Visteon lane detection challenge: Calling all deep learning developers

Visteon’s computer vision-based lane detection challenge – named ViLD – is open to automotive, academic and other deep learning developers and practitioners. Using Visteon’s DriveCore™ Studio software development kit, ViLD offers participants the opportunity to interact and test deep learning solutions directly on the DriveCore™ platform, with the objective of bringing new deep learning research closer to real-world, state-of-the-art automotive grade software.

ViLD is a computer vision-based lane detection challenge which focuses on a very specific task: The detection of lanes painted on the road through a front-mounted camera under a variety of conditions including brightness, color and curvature. Additionally, participants are asked to explore the real-world challenges of such a detection task. For example, instead of focusing on metrics for the quality of detections, we ask how deployable these detectors are. Can they run on edge devices that might already be running many processes? And, how dependable are they?

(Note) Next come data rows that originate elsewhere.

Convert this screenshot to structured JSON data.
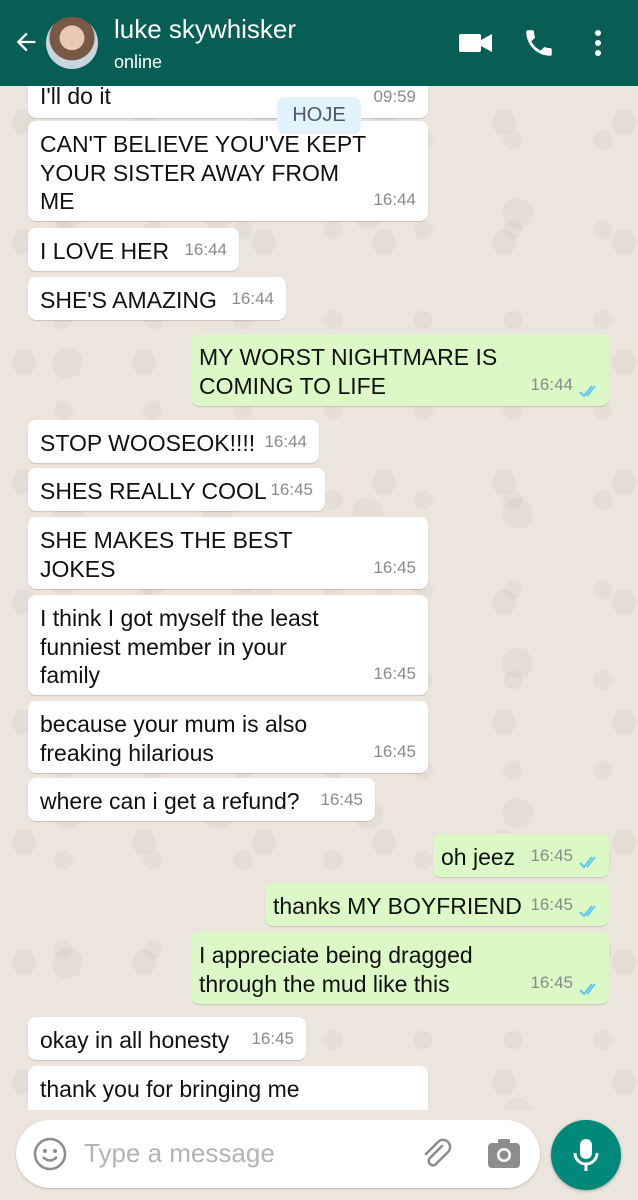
{
  "header": {
    "contact_name": "luke skywhisker",
    "status": "online",
    "colors": {
      "bar": "#075e54",
      "incoming": "#ffffff",
      "outgoing": "#dcf8c6",
      "read_ticks": "#4fc3f7"
    }
  },
  "date_chip": "HOJE",
  "messages": [
    {
      "text": "I'll do it",
      "time": "09:59",
      "dir": "in"
    },
    {
      "text": "CAN'T BELIEVE YOU'VE KEPT\nYOUR SISTER AWAY FROM\nME",
      "time": "16:44",
      "dir": "in"
    },
    {
      "text": "I LOVE HER",
      "time": "16:44",
      "dir": "in"
    },
    {
      "text": "SHE'S AMAZING",
      "time": "16:44",
      "dir": "in"
    },
    {
      "text": "MY WORST NIGHTMARE IS\nCOMING TO LIFE",
      "time": "16:44",
      "dir": "out",
      "status": "read"
    },
    {
      "text": "STOP WOOSEOK!!!!",
      "time": "16:44",
      "dir": "in"
    },
    {
      "text": "SHES REALLY COOL",
      "time": "16:45",
      "dir": "in"
    },
    {
      "text": "SHE MAKES THE BEST\nJOKES",
      "time": "16:45",
      "dir": "in"
    },
    {
      "text": "I think I got myself the least\nfunniest member in your\nfamily",
      "time": "16:45",
      "dir": "in"
    },
    {
      "text": "because your mum is also\nfreaking hilarious",
      "time": "16:45",
      "dir": "in"
    },
    {
      "text": "where can i get a refund?",
      "time": "16:45",
      "dir": "in"
    },
    {
      "text": "oh jeez",
      "time": "16:45",
      "dir": "out",
      "status": "read"
    },
    {
      "text": "thanks MY BOYFRIEND",
      "time": "16:45",
      "dir": "out",
      "status": "read"
    },
    {
      "text": "I appreciate being dragged\nthrough the mud like this",
      "time": "16:45",
      "dir": "out",
      "status": "read"
    },
    {
      "text": "okay in all honesty",
      "time": "16:45",
      "dir": "in"
    },
    {
      "text": "thank you for bringing me",
      "time": "",
      "dir": "in"
    }
  ],
  "composer": {
    "placeholder": "Type a message"
  },
  "icons": {
    "back": "arrow-left-icon",
    "video": "video-camera-icon",
    "call": "phone-icon",
    "menu": "more-vert-icon",
    "emoji": "emoji-icon",
    "attach": "paperclip-icon",
    "camera": "camera-icon",
    "mic": "microphone-icon"
  }
}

Would they perform well even when the environment changes slightly? For ease of evaluation, it is assumed that these solutions involve deep learning-based approaches.

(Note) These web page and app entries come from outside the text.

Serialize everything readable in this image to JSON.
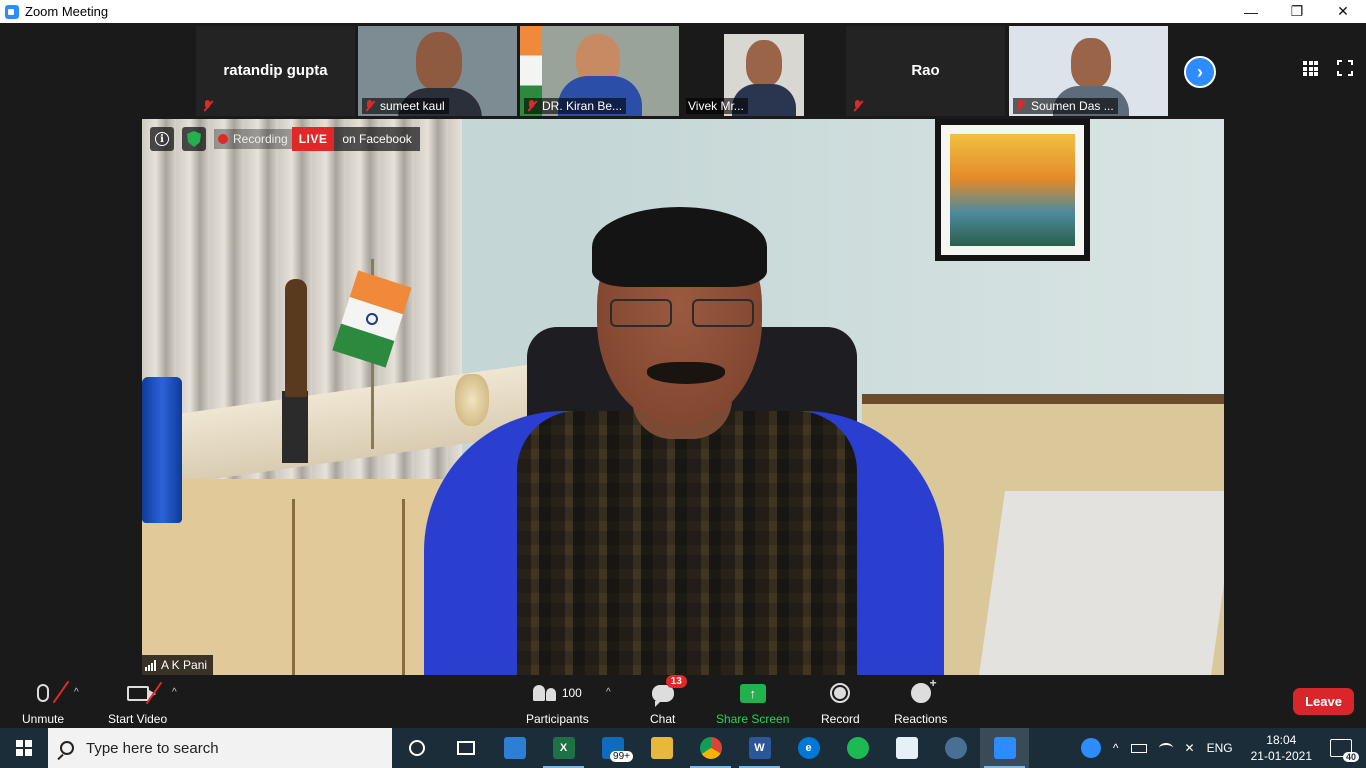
{
  "window": {
    "title": "Zoom Meeting"
  },
  "window_controls": {
    "minimize": "—",
    "restore": "❐",
    "close": "✕"
  },
  "participants_strip": [
    {
      "name": "ratandip gupta",
      "video": false,
      "muted": true
    },
    {
      "name": "sumeet kaul",
      "video": true,
      "muted": true
    },
    {
      "name": "DR. Kiran Be...",
      "video": true,
      "muted": true
    },
    {
      "name": "Vivek Mr...",
      "video": true,
      "muted": false
    },
    {
      "name": "Rao",
      "video": false,
      "muted": true
    },
    {
      "name": "Soumen Das ...",
      "video": true,
      "muted": true
    }
  ],
  "strip_next": "›",
  "main_video": {
    "speaker": "A K Pani",
    "recording_label": "Recording",
    "live_label": "LIVE",
    "live_destination": "on Facebook",
    "info_glyph": "i"
  },
  "toolbar": {
    "unmute": "Unmute",
    "start_video": "Start Video",
    "participants": "Participants",
    "participants_count": "100",
    "chat": "Chat",
    "chat_badge": "13",
    "share_screen": "Share Screen",
    "record": "Record",
    "reactions": "Reactions",
    "leave": "Leave",
    "caret": "^"
  },
  "taskbar": {
    "search_placeholder": "Type here to search",
    "mail_badge": "99+",
    "language": "ENG",
    "time": "18:04",
    "date": "21-01-2021",
    "notifications_count": "40"
  },
  "colors": {
    "zoom_blue": "#2d8cff",
    "live_red": "#e02828",
    "share_green": "#22b14c",
    "leave_red": "#d9262b",
    "taskbar": "#1c2d3a"
  }
}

The challenge is open to everyone around the globe and comes with the opportunity to test the algorithm on DriveCore™, while DriveCore™ Studio can be used to view these metrics. It is associated with the CVPR 2019 workshop DThree that Visteon is organizing in partnership with the University of Oxford, University of Genova and the BMW Group.

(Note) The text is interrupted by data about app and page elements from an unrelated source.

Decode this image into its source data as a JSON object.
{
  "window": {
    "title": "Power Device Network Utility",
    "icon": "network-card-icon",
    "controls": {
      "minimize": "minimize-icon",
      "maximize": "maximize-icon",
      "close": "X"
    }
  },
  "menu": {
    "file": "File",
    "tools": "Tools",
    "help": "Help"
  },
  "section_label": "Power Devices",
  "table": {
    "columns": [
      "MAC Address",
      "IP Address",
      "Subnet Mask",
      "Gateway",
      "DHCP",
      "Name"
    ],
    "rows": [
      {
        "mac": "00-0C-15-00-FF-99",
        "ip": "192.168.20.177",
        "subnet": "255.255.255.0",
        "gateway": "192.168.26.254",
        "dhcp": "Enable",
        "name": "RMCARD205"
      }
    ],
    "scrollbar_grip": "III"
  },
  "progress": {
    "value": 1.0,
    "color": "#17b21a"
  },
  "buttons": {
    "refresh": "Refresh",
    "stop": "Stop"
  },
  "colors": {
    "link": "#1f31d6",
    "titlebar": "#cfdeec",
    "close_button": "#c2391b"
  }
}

Shashank Pathak, software architect, artificial intelligence
Through ViLD, we seek to bring into focus the applied computer vision challenges in autonomous driving, especially considering state-of-the-art approaches and industry-grade hardware. This represents the first time such hardware is available to use in public deployment of deep learning algorithms.
Shashank Pathak, software architect, artificial intelligence

Running from March 1-31, participants are invited to download a baseline solution and associated competition files from the ViLD online portal, which will help participants make a quick start. Submissions are made via the portal where a panel of Visteon judges, supported by partners from Oxford and Genova Universities and BMW, will evaluate submissions on a range of qualitative and quantitative criteria over two phases.